Historically, wildlife refuge staff and volunteers have worked hard to quickly remove carcasses from their wetlands, but often the carcasses are located in areas of thick vegetation, making them hard to detect in a timely manner. Our goal is to assist the wildlife refuges via canine/olfactory surveys, especially in thickly vegetated areas that may prove challenging for visual surveys. In 2017-2018 our lead K9 trainer participated in a USGS-led study on the efficacy of using detector dogs to survey for avian botulism. While the study results have not been officially published yet, we believe based on experience that canine surveys can complement human/visual surveys quite well, and contribute to a more thorough overall surveillance effort to prevent and respond to botulism outbreaks.
Where: We have assisted and are on call to assist Hanalei National Wildlife Refuge (Kauaʻi) with botulism surveys.
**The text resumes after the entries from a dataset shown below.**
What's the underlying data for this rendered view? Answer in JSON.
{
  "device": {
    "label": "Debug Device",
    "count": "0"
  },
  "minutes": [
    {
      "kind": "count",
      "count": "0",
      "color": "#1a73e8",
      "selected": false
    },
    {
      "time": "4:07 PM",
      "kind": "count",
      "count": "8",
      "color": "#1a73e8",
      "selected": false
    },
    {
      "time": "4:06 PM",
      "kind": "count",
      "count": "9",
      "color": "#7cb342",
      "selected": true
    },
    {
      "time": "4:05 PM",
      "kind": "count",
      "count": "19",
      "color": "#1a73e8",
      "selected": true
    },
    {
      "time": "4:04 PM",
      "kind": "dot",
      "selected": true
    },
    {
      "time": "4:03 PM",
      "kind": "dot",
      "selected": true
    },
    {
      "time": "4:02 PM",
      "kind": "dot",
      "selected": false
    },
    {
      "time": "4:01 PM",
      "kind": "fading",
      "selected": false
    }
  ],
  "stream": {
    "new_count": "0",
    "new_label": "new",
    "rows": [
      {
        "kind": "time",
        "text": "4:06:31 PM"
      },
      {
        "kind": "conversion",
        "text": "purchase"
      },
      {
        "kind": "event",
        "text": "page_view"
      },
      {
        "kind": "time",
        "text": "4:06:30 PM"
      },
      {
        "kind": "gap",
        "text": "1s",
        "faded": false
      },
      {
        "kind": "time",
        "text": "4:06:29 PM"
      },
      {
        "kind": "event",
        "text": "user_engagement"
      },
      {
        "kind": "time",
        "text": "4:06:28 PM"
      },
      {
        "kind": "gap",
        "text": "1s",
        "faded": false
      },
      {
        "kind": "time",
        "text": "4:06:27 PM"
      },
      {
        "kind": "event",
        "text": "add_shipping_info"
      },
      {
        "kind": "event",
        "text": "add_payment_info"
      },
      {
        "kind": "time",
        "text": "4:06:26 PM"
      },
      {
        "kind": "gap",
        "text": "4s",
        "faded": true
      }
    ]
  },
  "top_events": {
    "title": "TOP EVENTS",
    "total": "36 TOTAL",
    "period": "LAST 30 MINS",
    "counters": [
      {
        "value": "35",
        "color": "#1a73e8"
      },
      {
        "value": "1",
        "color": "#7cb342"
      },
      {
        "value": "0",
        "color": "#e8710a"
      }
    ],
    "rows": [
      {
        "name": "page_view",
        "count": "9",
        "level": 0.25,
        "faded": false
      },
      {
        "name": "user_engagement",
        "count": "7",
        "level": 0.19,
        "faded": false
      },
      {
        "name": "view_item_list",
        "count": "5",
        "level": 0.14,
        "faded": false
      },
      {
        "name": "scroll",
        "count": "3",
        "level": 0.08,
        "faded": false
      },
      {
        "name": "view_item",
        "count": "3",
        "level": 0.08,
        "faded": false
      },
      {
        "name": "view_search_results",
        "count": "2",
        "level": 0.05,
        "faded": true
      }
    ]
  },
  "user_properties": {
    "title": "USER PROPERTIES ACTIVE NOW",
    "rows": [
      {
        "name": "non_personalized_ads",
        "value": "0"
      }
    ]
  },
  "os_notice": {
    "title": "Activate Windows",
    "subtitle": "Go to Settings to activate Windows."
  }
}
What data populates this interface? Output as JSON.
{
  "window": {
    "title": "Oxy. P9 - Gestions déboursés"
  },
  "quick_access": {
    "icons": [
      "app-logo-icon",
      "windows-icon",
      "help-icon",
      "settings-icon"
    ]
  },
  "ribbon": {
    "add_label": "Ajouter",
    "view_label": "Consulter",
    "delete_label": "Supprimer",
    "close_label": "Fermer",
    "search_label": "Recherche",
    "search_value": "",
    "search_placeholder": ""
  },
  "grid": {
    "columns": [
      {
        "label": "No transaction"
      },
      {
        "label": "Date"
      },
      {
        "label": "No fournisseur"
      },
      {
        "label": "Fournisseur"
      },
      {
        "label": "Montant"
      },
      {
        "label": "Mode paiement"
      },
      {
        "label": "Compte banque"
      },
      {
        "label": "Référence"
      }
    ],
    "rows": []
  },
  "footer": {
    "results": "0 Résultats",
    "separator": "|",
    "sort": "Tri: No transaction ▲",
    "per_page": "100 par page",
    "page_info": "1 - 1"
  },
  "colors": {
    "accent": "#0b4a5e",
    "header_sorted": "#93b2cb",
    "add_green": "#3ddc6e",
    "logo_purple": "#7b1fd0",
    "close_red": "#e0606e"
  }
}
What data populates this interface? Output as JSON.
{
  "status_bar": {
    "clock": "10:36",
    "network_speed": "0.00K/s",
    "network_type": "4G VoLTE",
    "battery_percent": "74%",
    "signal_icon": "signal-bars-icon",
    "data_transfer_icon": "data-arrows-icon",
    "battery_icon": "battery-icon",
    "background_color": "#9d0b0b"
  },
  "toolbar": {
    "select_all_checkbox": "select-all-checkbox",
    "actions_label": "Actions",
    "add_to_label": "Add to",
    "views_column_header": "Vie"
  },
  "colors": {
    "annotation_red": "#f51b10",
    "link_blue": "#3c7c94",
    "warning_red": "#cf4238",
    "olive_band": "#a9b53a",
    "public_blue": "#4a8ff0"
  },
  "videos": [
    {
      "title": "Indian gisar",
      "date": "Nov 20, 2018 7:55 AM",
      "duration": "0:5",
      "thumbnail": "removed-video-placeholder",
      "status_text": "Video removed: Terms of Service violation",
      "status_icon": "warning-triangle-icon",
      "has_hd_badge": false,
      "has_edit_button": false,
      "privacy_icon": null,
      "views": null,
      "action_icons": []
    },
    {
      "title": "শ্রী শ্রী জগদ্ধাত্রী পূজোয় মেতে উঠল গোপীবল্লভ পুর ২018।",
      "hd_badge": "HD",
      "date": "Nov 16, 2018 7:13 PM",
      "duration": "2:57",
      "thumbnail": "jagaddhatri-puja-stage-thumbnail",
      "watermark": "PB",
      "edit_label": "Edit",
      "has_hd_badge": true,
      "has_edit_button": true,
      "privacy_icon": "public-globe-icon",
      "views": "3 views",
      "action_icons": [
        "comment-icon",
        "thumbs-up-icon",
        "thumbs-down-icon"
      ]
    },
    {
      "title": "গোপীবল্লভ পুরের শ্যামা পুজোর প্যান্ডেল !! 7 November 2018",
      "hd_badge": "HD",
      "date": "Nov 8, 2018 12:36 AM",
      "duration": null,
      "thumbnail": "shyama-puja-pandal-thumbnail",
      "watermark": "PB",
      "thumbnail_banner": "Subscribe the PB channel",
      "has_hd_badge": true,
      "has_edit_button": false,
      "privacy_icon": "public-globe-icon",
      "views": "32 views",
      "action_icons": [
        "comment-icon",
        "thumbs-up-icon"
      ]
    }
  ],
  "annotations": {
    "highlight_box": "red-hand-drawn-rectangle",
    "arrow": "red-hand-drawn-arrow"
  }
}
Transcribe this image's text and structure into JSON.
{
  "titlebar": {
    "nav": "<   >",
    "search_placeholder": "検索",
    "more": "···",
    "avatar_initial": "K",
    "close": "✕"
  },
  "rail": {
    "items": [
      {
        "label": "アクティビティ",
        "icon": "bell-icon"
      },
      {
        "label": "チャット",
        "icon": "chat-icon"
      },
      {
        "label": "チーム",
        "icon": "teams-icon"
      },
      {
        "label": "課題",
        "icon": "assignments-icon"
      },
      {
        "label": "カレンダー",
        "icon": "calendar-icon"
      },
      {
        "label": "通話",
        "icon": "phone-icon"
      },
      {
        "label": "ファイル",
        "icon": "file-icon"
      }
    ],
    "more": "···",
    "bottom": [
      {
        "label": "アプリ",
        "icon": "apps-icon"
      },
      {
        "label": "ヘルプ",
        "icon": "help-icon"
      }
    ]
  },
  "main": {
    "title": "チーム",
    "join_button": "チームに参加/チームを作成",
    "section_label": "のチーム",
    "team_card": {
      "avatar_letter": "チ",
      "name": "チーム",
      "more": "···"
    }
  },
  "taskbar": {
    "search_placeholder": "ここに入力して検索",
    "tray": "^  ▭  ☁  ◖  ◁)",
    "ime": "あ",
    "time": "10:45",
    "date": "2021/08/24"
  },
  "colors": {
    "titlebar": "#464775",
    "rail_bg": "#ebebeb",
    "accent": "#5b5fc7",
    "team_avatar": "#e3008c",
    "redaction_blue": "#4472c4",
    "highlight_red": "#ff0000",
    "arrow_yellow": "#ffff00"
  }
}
Our lead K9 trainer has also conducted botulism surveys at James Campbell National Wildlife Refuge (Oʻahu). Avian botulism has occurred on all the major Hawaiian islands, including Kauaʻi, Big Island, Maui, and Oʻahu, as well as on Midway Atoll. Our goal is to have trained dog/handler teams on standby to deploy to all locations, either for preventive surveys or outbreak response.
What and Why: The Hawaiian islands are some of the most isolated islands in the world, with no native ant species. Over the last two centuries, roughly 50 ant species have been introduced to Hawai‘i. Some of the most destructive species include tropical fire ant, little fire ant, yellow crazy ant, big-headed ant, and Argentine ant. They are successful because they eat a wide variety of plants and animals, which in turn can lead to devastating effects on the native insects and pollinators, seabirds and overall ecosystem. These ants lack natural predators or parasites that can keep their populations in check.
Our goal is to collaborate with local biologists and agencies to assist with the detection of these ants at certain locations where they are at low density and are deemed feasible to eradicate.
Where: Hawai‘i and Pacific Islands
ROSY WOLFSNAIL (Euglandina Rosea)
This volunteer pilot project was cancelled due to our determination that dogs are not effective tools in detecting these snails by scent. Read Working Dogs for Conservation’s report from their 2009-2010 feasiblilty project, which reflected similar findings.
What: According to the Global Invasive Species Database (issg.org), Euglandina rosea is considered one of the world’s 100 worst invaders. The presence of Euglandina rosea has been strongly linked to the extinction and decline of numerous snail species in every area where it has been introduced. Due to its voracious and predaceous appetite the rosy wolfsnail is a fierce invasive gastropod that can severely threaten native gastropods. They consume smaller gastropods such as the native Hawaiian snails (Pūpū kuahiwi) which dubs them the “the cannibal snail.”
Why: To support the population growth of native Hawaiian tree snails by preventing the cannibal snails from predating on them. Native snails (Pūpū kuahiwi) evolved here in Hawaii and are found nowhere else in the world. These unique snails don’t even eat plants. They eat algae that grow on the leaves of trees. Pūpū kuahiwi take about five years to reach maturity, whereupon they produce one to seven live offspring a year. They also tend to live on or beneath a single tree, which heightens their vulnerability to predation and habitat change.
In contrast, the rosy wolfsnails feed exclusively on other mollusks and reach maturity in one year. The rosy wolfsnail lays 25 to 45 eggs annually and is highly mobile and quick, thereby vastly outstripping the reproductive rate and range of the Pūpū kuahiwi.
Read more about the endangered Hawaiian snails and the challenges they face in this article.
Where: While rosy wolfsnails may be found throughout the islands, the target areas include the predator exclosures that provide habitat for the endangered Hawaiian tree snails.